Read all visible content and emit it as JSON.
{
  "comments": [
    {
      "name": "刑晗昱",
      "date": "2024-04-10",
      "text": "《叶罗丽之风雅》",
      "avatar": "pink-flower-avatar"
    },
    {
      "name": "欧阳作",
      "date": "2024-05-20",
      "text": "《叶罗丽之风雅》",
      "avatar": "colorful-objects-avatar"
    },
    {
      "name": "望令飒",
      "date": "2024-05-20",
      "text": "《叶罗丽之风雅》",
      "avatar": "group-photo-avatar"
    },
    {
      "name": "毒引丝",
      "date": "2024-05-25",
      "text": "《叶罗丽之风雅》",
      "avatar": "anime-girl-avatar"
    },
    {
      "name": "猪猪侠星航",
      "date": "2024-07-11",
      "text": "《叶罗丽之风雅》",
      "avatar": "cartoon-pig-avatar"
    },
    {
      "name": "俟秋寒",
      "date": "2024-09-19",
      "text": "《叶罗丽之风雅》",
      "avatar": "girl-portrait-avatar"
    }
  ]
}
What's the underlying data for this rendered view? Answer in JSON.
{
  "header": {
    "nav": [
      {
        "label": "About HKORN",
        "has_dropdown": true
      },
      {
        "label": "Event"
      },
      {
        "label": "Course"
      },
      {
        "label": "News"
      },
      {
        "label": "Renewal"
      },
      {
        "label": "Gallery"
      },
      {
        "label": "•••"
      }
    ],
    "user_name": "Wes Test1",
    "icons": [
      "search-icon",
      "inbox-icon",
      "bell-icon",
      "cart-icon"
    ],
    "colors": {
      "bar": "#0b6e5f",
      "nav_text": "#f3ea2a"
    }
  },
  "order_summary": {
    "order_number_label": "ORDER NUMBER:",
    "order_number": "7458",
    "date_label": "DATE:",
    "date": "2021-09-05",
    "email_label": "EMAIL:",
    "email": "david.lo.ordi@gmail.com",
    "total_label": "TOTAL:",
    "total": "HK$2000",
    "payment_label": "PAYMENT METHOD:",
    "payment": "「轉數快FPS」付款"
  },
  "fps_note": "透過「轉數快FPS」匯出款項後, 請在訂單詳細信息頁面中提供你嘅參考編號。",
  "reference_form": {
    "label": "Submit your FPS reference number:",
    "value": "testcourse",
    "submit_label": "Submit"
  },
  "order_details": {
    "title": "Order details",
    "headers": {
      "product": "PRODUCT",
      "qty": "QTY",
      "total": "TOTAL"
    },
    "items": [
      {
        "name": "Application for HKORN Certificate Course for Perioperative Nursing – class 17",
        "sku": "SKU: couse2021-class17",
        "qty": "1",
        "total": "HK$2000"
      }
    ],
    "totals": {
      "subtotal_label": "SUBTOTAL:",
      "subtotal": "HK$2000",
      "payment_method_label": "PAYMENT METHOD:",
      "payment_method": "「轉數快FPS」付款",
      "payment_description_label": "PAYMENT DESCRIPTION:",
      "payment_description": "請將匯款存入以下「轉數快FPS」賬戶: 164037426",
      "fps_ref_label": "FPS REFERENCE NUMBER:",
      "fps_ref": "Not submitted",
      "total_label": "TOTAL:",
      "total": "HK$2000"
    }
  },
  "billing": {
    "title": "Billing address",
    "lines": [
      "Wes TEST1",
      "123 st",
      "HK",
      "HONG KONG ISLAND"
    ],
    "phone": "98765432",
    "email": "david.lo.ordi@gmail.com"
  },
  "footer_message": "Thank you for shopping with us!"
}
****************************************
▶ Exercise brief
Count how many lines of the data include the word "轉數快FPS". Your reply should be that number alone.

▶ Exercise output
4